_Task to carry out_.
Below are the records; restate all of them exactly.

>>

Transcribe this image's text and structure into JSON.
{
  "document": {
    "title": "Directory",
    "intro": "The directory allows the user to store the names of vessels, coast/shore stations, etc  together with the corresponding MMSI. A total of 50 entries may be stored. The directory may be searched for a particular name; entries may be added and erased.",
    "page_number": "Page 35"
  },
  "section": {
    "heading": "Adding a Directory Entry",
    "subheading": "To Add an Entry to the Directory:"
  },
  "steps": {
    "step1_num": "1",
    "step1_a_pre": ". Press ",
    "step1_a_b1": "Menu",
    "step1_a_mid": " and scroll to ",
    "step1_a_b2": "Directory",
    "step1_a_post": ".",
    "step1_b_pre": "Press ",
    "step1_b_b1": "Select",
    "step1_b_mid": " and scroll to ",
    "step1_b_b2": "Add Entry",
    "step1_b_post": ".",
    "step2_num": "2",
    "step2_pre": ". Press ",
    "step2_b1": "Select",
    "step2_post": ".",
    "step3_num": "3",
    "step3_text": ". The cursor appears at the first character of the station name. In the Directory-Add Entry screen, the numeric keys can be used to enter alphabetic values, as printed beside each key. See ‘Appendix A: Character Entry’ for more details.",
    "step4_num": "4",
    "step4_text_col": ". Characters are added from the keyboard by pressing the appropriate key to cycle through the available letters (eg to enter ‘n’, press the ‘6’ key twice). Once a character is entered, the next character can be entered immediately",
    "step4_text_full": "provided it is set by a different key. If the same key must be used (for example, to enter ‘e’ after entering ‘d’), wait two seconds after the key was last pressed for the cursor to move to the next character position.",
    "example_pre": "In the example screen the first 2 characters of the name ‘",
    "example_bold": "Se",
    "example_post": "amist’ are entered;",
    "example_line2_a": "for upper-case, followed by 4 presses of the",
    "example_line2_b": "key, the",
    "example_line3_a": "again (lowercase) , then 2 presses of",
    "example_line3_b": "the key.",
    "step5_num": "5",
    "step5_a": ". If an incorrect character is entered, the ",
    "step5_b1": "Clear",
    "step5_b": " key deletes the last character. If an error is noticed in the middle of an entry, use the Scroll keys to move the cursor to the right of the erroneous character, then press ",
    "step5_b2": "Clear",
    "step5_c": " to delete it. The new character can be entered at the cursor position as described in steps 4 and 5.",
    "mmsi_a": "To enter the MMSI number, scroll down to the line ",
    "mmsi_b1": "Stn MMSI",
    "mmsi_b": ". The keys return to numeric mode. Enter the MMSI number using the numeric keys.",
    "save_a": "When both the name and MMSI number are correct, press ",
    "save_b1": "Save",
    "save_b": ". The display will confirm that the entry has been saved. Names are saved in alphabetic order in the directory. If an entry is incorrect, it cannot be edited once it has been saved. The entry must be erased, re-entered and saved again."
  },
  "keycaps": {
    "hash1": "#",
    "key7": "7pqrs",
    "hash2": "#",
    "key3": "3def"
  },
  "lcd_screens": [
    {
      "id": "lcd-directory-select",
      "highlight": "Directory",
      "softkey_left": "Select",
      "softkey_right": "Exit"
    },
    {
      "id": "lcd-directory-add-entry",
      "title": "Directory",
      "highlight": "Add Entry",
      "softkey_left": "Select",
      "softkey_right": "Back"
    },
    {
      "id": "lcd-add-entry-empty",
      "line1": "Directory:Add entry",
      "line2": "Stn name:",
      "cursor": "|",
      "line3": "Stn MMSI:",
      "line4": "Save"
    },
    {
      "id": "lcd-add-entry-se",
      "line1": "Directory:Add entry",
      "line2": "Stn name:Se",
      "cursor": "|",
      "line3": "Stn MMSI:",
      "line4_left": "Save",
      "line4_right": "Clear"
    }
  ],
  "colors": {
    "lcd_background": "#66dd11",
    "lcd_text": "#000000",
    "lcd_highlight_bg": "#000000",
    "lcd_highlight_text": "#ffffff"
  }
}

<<

_Solved problem_.
Transcribe this image's text and structure into JSON.
{
  "document": {
    "title": "Directory",
    "intro": "The directory allows the user to store the names of vessels, coast/shore stations, etc  together with the corresponding MMSI. A total of 50 entries may be stored. The directory may be searched for a particular name; entries may be added and erased.",
    "page_number": "Page 35"
  },
  "section": {
    "heading": "Adding a Directory Entry",
    "subheading": "To Add an Entry to the Directory:"
  },
  "steps": {
    "step1_num": "1",
    "step1_a_pre": ". Press ",
    "step1_a_b1": "Menu",
    "step1_a_mid": " and scroll to ",
    "step1_a_b2": "Directory",
    "step1_a_post": ".",
    "step1_b_pre": "Press ",
    "step1_b_b1": "Select",
    "step1_b_mid": " and scroll to ",
    "step1_b_b2": "Add Entry",
    "step1_b_post": ".",
    "step2_num": "2",
    "step2_pre": ". Press ",
    "step2_b1": "Select",
    "step2_post": ".",
    "step3_num": "3",
    "step3_text": ". The cursor appears at the first character of the station name. In the Directory-Add Entry screen, the numeric keys can be used to enter alphabetic values, as printed beside each key. See ‘Appendix A: Character Entry’ for more details.",
    "step4_num": "4",
    "step4_text_col": ". Characters are added from the keyboard by pressing the appropriate key to cycle through the available letters (eg to enter ‘n’, press the ‘6’ key twice). Once a character is entered, the next character can be entered immediately",
    "step4_text_full": "provided it is set by a different key. If the same key must be used (for example, to enter ‘e’ after entering ‘d’), wait two seconds after the key was last pressed for the cursor to move to the next character position.",
    "example_pre": "In the example screen the first 2 characters of the name ‘",
    "example_bold": "Se",
    "example_post": "amist’ are entered;",
    "example_line2_a": "for upper-case, followed by 4 presses of the",
    "example_line2_b": "key, the",
    "example_line3_a": "again (lowercase) , then 2 presses of",
    "example_line3_b": "the key.",
    "step5_num": "5",
    "step5_a": ". If an incorrect character is entered, the ",
    "step5_b1": "Clear",
    "step5_b": " key deletes the last character. If an error is noticed in the middle of an entry, use the Scroll keys to move the cursor to the right of the erroneous character, then press ",
    "step5_b2": "Clear",
    "step5_c": " to delete it. The new character can be entered at the cursor position as described in steps 4 and 5.",
    "mmsi_a": "To enter the MMSI number, scroll down to the line ",
    "mmsi_b1": "Stn MMSI",
    "mmsi_b": ". The keys return to numeric mode. Enter the MMSI number using the numeric keys.",
    "save_a": "When both the name and MMSI number are correct, press ",
    "save_b1": "Save",
    "save_b": ". The display will confirm that the entry has been saved. Names are saved in alphabetic order in the directory. If an entry is incorrect, it cannot be edited once it has been saved. The entry must be erased, re-entered and saved again."
  },
  "keycaps": {
    "hash1": "#",
    "key7": "7pqrs",
    "hash2": "#",
    "key3": "3def"
  },
  "lcd_screens": [
    {
      "id": "lcd-directory-select",
      "highlight": "Directory",
      "softkey_left": "Select",
      "softkey_right": "Exit"
    },
    {
      "id": "lcd-directory-add-entry",
      "title": "Directory",
      "highlight": "Add Entry",
      "softkey_left": "Select",
      "softkey_right": "Back"
    },
    {
      "id": "lcd-add-entry-empty",
      "line1": "Directory:Add entry",
      "line2": "Stn name:",
      "cursor": "|",
      "line3": "Stn MMSI:",
      "line4": "Save"
    },
    {
      "id": "lcd-add-entry-se",
      "line1": "Directory:Add entry",
      "line2": "Stn name:Se",
      "cursor": "|",
      "line3": "Stn MMSI:",
      "line4_left": "Save",
      "line4_right": "Clear"
    }
  ],
  "colors": {
    "lcd_background": "#66dd11",
    "lcd_text": "#000000",
    "lcd_highlight_bg": "#000000",
    "lcd_highlight_text": "#ffffff"
  }
}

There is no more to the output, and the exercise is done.